WHAT YOU WILL DO: Character for character, give back every line below.

(Excerpts from an interface dataset)
[Start of section]
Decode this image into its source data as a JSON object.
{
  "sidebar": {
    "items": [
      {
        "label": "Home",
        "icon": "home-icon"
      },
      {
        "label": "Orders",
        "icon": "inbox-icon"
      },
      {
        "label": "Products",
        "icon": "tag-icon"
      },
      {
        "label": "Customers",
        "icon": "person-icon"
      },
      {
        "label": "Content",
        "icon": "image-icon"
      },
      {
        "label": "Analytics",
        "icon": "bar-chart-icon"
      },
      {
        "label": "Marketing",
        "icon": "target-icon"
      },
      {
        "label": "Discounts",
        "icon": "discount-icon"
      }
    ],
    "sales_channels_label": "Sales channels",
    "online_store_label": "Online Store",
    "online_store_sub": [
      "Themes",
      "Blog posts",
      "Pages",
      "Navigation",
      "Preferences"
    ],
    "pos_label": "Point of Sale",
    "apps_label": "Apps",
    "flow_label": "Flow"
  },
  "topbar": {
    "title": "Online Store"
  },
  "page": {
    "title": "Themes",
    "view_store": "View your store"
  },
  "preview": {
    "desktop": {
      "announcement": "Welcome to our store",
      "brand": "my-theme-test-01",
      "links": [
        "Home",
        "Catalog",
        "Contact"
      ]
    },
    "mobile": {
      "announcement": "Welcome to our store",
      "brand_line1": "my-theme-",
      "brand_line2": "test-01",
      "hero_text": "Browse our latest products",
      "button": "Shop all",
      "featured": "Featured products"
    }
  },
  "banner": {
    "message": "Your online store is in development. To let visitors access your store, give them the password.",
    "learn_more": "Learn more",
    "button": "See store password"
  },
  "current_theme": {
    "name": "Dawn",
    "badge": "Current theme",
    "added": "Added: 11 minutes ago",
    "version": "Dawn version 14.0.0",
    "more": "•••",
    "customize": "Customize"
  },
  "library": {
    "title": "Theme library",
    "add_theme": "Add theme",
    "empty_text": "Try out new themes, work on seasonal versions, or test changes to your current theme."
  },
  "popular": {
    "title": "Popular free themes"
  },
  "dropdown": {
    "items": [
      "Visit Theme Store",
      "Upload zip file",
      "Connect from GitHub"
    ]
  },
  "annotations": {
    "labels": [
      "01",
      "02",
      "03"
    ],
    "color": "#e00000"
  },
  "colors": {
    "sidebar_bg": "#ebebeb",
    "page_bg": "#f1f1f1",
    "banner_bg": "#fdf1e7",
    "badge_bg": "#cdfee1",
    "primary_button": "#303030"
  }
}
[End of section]
RESPONSE TO THE TASK:
Decode this image into its source data as a JSON object.
{
  "sidebar": {
    "items": [
      {
        "label": "Home",
        "icon": "home-icon"
      },
      {
        "label": "Orders",
        "icon": "inbox-icon"
      },
      {
        "label": "Products",
        "icon": "tag-icon"
      },
      {
        "label": "Customers",
        "icon": "person-icon"
      },
      {
        "label": "Content",
        "icon": "image-icon"
      },
      {
        "label": "Analytics",
        "icon": "bar-chart-icon"
      },
      {
        "label": "Marketing",
        "icon": "target-icon"
      },
      {
        "label": "Discounts",
        "icon": "discount-icon"
      }
    ],
    "sales_channels_label": "Sales channels",
    "online_store_label": "Online Store",
    "online_store_sub": [
      "Themes",
      "Blog posts",
      "Pages",
      "Navigation",
      "Preferences"
    ],
    "pos_label": "Point of Sale",
    "apps_label": "Apps",
    "flow_label": "Flow"
  },
  "topbar": {
    "title": "Online Store"
  },
  "page": {
    "title": "Themes",
    "view_store": "View your store"
  },
  "preview": {
    "desktop": {
      "announcement": "Welcome to our store",
      "brand": "my-theme-test-01",
      "links": [
        "Home",
        "Catalog",
        "Contact"
      ]
    },
    "mobile": {
      "announcement": "Welcome to our store",
      "brand_line1": "my-theme-",
      "brand_line2": "test-01",
      "hero_text": "Browse our latest products",
      "button": "Shop all",
      "featured": "Featured products"
    }
  },
  "banner": {
    "message": "Your online store is in development. To let visitors access your store, give them the password.",
    "learn_more": "Learn more",
    "button": "See store password"
  },
  "current_theme": {
    "name": "Dawn",
    "badge": "Current theme",
    "added": "Added: 11 minutes ago",
    "version": "Dawn version 14.0.0",
    "more": "•••",
    "customize": "Customize"
  },
  "library": {
    "title": "Theme library",
    "add_theme": "Add theme",
    "empty_text": "Try out new themes, work on seasonal versions, or test changes to your current theme."
  },
  "popular": {
    "title": "Popular free themes"
  },
  "dropdown": {
    "items": [
      "Visit Theme Store",
      "Upload zip file",
      "Connect from GitHub"
    ]
  },
  "annotations": {
    "labels": [
      "01",
      "02",
      "03"
    ],
    "color": "#e00000"
  },
  "colors": {
    "sidebar_bg": "#ebebeb",
    "page_bg": "#f1f1f1",
    "banner_bg": "#fdf1e7",
    "badge_bg": "#cdfee1",
    "primary_button": "#303030"
  }
}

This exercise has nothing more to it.